Space heaters are responsible for one-third of all home heating fires in the Unites States, according to the National Fire Protection Association (NFPA).
Here are some do’s and don’ts if you use a space heater.
• Make sure the space heater is tested to the latest safety standards and has been certified by a nationally recognized testing laboratory like Underwriters Laboratories (UL).
• Position your heater so that you can plug the power cord directly into the wall outlet.
• Keep the space heater on a level, hard, nonflammable surface, such as a ceramic floor.
• Keep the space heater at least three feet away from bedding, drapes and other flammable materials.
• Keep children and pets away from space heaters
• Turn the heater off when you leave the area.
• Never leave a space heater on when you go to sleep.
• Don’t place a space heater close to any sleeping person.
• Don’t place space heaters in children’s rooms due to the risk or fire or burns.
• Don’t use an extension cord to plug the space heater in. Space heaters draw a lot of electricity and the extension cord may overheat causing a fire.
• Do not leave a space heater unattended or running if you leave the home
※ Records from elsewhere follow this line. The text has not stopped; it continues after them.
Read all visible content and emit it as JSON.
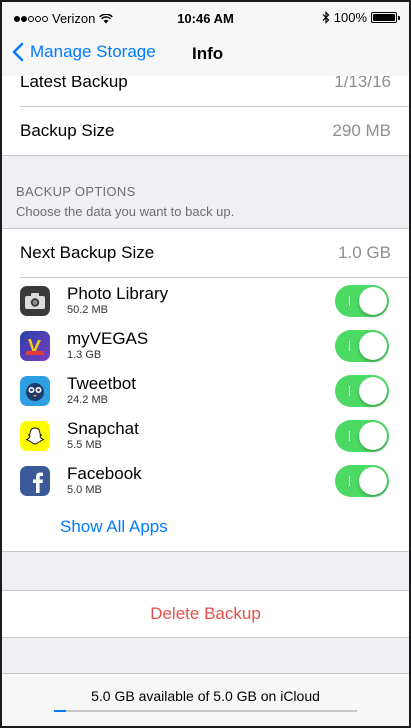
{
  "status_bar": {
    "carrier": "Verizon",
    "time": "10:46 AM",
    "battery": "100%",
    "battery_level": 1.0,
    "signal_bars_filled": 2,
    "signal_bars_total": 5
  },
  "nav": {
    "back_label": "Manage Storage",
    "title": "Info"
  },
  "backup_info": {
    "latest_label": "Latest Backup",
    "latest_value": "1/13/16",
    "size_label": "Backup Size",
    "size_value": "290 MB"
  },
  "backup_options": {
    "title": "BACKUP OPTIONS",
    "subtitle": "Choose the data you want to back up.",
    "next_label": "Next Backup Size",
    "next_value": "1.0 GB",
    "apps": [
      {
        "name": "Photo Library",
        "size": "50.2 MB",
        "enabled": true,
        "icon": "camera-icon"
      },
      {
        "name": "myVEGAS",
        "size": "1.3 GB",
        "enabled": true,
        "icon": "myvegas-icon"
      },
      {
        "name": "Tweetbot",
        "size": "24.2 MB",
        "enabled": true,
        "icon": "tweetbot-icon"
      },
      {
        "name": "Snapchat",
        "size": "5.5 MB",
        "enabled": true,
        "icon": "snapchat-ghost-icon"
      },
      {
        "name": "Facebook",
        "size": "5.0 MB",
        "enabled": true,
        "icon": "facebook-icon"
      }
    ],
    "show_all": "Show All Apps"
  },
  "delete_label": "Delete Backup",
  "footer": {
    "text": "5.0 GB available of 5.0 GB on iCloud",
    "used_fraction": 0.04
  },
  "colors": {
    "accent": "#007aff",
    "toggle_on": "#4cd964",
    "destructive": "#e4504a"
  }
}
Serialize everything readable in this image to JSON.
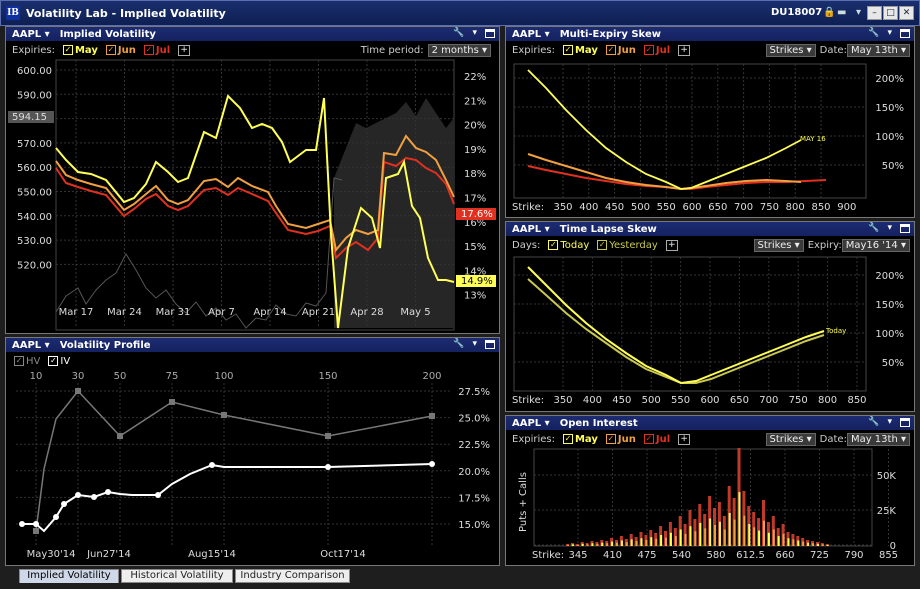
{
  "app": {
    "logo": "IB",
    "title": "Volatility Lab - Implied Volatility",
    "account": "DU18007"
  },
  "p1": {
    "symbol": "AAPL",
    "title": "Implied Volatility",
    "expiries_label": "Expiries:",
    "series": [
      {
        "name": "May",
        "color": "#ffff55"
      },
      {
        "name": "Jun",
        "color": "#f0a040"
      },
      {
        "name": "Jul",
        "color": "#e03020"
      }
    ],
    "period_label": "Time period:",
    "period_value": "2 months",
    "left_ticks": [
      "600.00",
      "590.00",
      "580.00",
      "570.00",
      "560.00",
      "550.00",
      "540.00",
      "530.00",
      "520.00"
    ],
    "right_ticks": [
      "22%",
      "21%",
      "20%",
      "19%",
      "18%",
      "17%",
      "16%",
      "15%",
      "14%",
      "13%"
    ],
    "x_ticks": [
      "Mar 17",
      "Mar 24",
      "Mar 31",
      "Apr 7",
      "Apr 14",
      "Apr 21",
      "Apr 28",
      "May 5"
    ],
    "price_flag": "594.15",
    "red_flag": "17.6%",
    "yellow_flag": "14.9%"
  },
  "p2": {
    "symbol": "AAPL",
    "title": "Volatility Profile",
    "hv_label": "HV",
    "iv_label": "IV",
    "top_ticks": [
      "10",
      "30",
      "50",
      "75",
      "100",
      "150",
      "200"
    ],
    "y_ticks": [
      "27.5%",
      "25.0%",
      "22.5%",
      "20.0%",
      "17.5%",
      "15.0%"
    ],
    "x_ticks": [
      "May30'14",
      "Jun27'14",
      "Aug15'14",
      "Oct17'14"
    ]
  },
  "p3": {
    "symbol": "AAPL",
    "title": "Multi-Expiry Skew",
    "expiries_label": "Expiries:",
    "series": [
      "May",
      "Jun",
      "Jul"
    ],
    "strikes_label": "Strikes",
    "date_label": "Date:",
    "date_value": "May 13th",
    "y_ticks": [
      "200%",
      "150%",
      "100%",
      "50%"
    ],
    "strike_label": "Strike:",
    "x_ticks": [
      "350",
      "400",
      "450",
      "500",
      "550",
      "600",
      "650",
      "700",
      "750",
      "800",
      "850",
      "900"
    ],
    "curve_label": "MAY 16"
  },
  "p4": {
    "symbol": "AAPL",
    "title": "Time Lapse Skew",
    "days_label": "Days:",
    "today_label": "Today",
    "yesterday_label": "Yesterday",
    "strikes_label": "Strikes",
    "expiry_label": "Expiry:",
    "expiry_value": "May16 '14",
    "y_ticks": [
      "200%",
      "150%",
      "100%",
      "50%"
    ],
    "strike_label": "Strike:",
    "x_ticks": [
      "350",
      "400",
      "450",
      "500",
      "550",
      "600",
      "650",
      "700",
      "750",
      "800",
      "850"
    ],
    "curve_label": "Today"
  },
  "p5": {
    "symbol": "AAPL",
    "title": "Open Interest",
    "expiries_label": "Expiries:",
    "series": [
      "May",
      "Jun",
      "Jul"
    ],
    "strikes_label": "Strikes",
    "date_label": "Date:",
    "date_value": "May 13th",
    "y_axis_label": "Puts + Calls",
    "y_ticks": [
      "50K",
      "25K",
      "0"
    ],
    "strike_label": "Strike:",
    "x_ticks": [
      "345",
      "410",
      "475",
      "540",
      "580",
      "612.5",
      "660",
      "725",
      "790",
      "855"
    ]
  },
  "tabs": [
    "Implied Volatility",
    "Historical Volatility",
    "Industry Comparison"
  ]
}
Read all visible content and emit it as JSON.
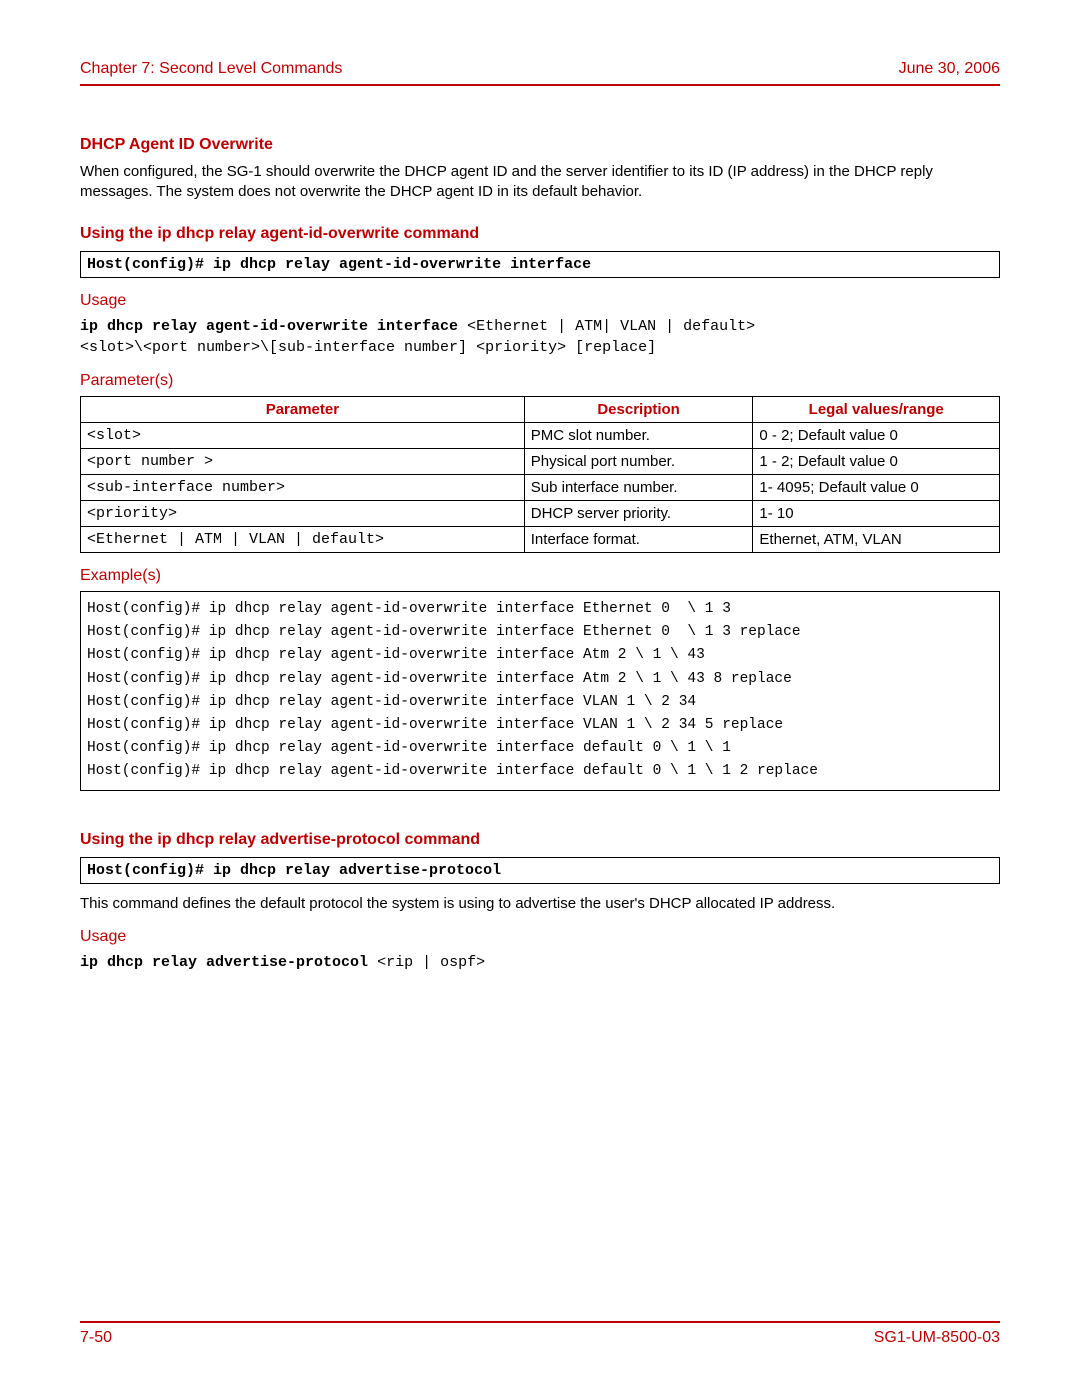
{
  "header": {
    "left": "Chapter 7: Second Level Commands",
    "right": "June 30, 2006"
  },
  "section1": {
    "title": "DHCP Agent ID Overwrite",
    "body": "When configured, the SG-1 should overwrite the DHCP agent ID and the server identifier to its ID (IP address) in the DHCP reply messages. The system does not overwrite the DHCP agent ID in its default behavior."
  },
  "cmd1": {
    "title": "Using the ip dhcp relay agent-id-overwrite command",
    "box": "Host(config)# ip dhcp relay agent-id-overwrite interface",
    "usage_label": "Usage",
    "usage_bold": "ip dhcp relay agent-id-overwrite interface ",
    "usage_rest1": "<Ethernet | ATM| VLAN | default>",
    "usage_rest2": "<slot>\\<port number>\\[sub-interface number] <priority> [replace]",
    "params_label": "Parameter(s)",
    "params_headers": {
      "p": "Parameter",
      "d": "Description",
      "l": "Legal values/range"
    },
    "params": [
      {
        "p": "<slot>",
        "d": "PMC slot number.",
        "l": "0 - 2; Default value 0"
      },
      {
        "p": "<port number >",
        "d": "Physical port number.",
        "l": "1 - 2; Default value 0"
      },
      {
        "p": "<sub-interface number>",
        "d": "Sub interface number.",
        "l": "1- 4095; Default value 0"
      },
      {
        "p": "<priority>",
        "d": "DHCP server priority.",
        "l": "1- 10"
      },
      {
        "p": "<Ethernet | ATM | VLAN | default>",
        "d": "Interface format.",
        "l": "Ethernet, ATM, VLAN"
      }
    ],
    "examples_label": "Example(s)",
    "examples": "Host(config)# ip dhcp relay agent-id-overwrite interface Ethernet 0  \\ 1 3\nHost(config)# ip dhcp relay agent-id-overwrite interface Ethernet 0  \\ 1 3 replace\nHost(config)# ip dhcp relay agent-id-overwrite interface Atm 2 \\ 1 \\ 43\nHost(config)# ip dhcp relay agent-id-overwrite interface Atm 2 \\ 1 \\ 43 8 replace\nHost(config)# ip dhcp relay agent-id-overwrite interface VLAN 1 \\ 2 34\nHost(config)# ip dhcp relay agent-id-overwrite interface VLAN 1 \\ 2 34 5 replace\nHost(config)# ip dhcp relay agent-id-overwrite interface default 0 \\ 1 \\ 1\nHost(config)# ip dhcp relay agent-id-overwrite interface default 0 \\ 1 \\ 1 2 replace"
  },
  "cmd2": {
    "title": "Using the ip dhcp relay advertise-protocol command",
    "box": "Host(config)# ip dhcp relay advertise-protocol",
    "body": "This command defines the default protocol the system is using to advertise the user's DHCP allocated IP address.",
    "usage_label": "Usage",
    "usage_bold": "ip dhcp relay advertise-protocol ",
    "usage_rest": "<rip | ospf>"
  },
  "footer": {
    "left": "7-50",
    "right": "SG1-UM-8500-03"
  }
}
• Never use gasoline in a kerosene space heater, as even small amounts of gasoline mixed with kerosene can increase the risk of fire.
• Don’t use portable propane space heaters indoors or in any confined space unless they are specifically designed for indoor use.
Please check you smoke alarms. Make sure that your batteries in all alarms are fresh and working! Smoke alarms need to be on every level of your home, outside of sleeping areas and inside each bedroom.
Given the amount of snow that we have and the blowing – drifting taking place, please check and clear outside vents for furnaces and other appliances to prevent carbon monoxide (CO) poisoning. Guard against CO poisoning as well by installing CO alarms in your home.
Stay warm and please be safe!
Chief Steve Schreiber
Black River Falls Fire Department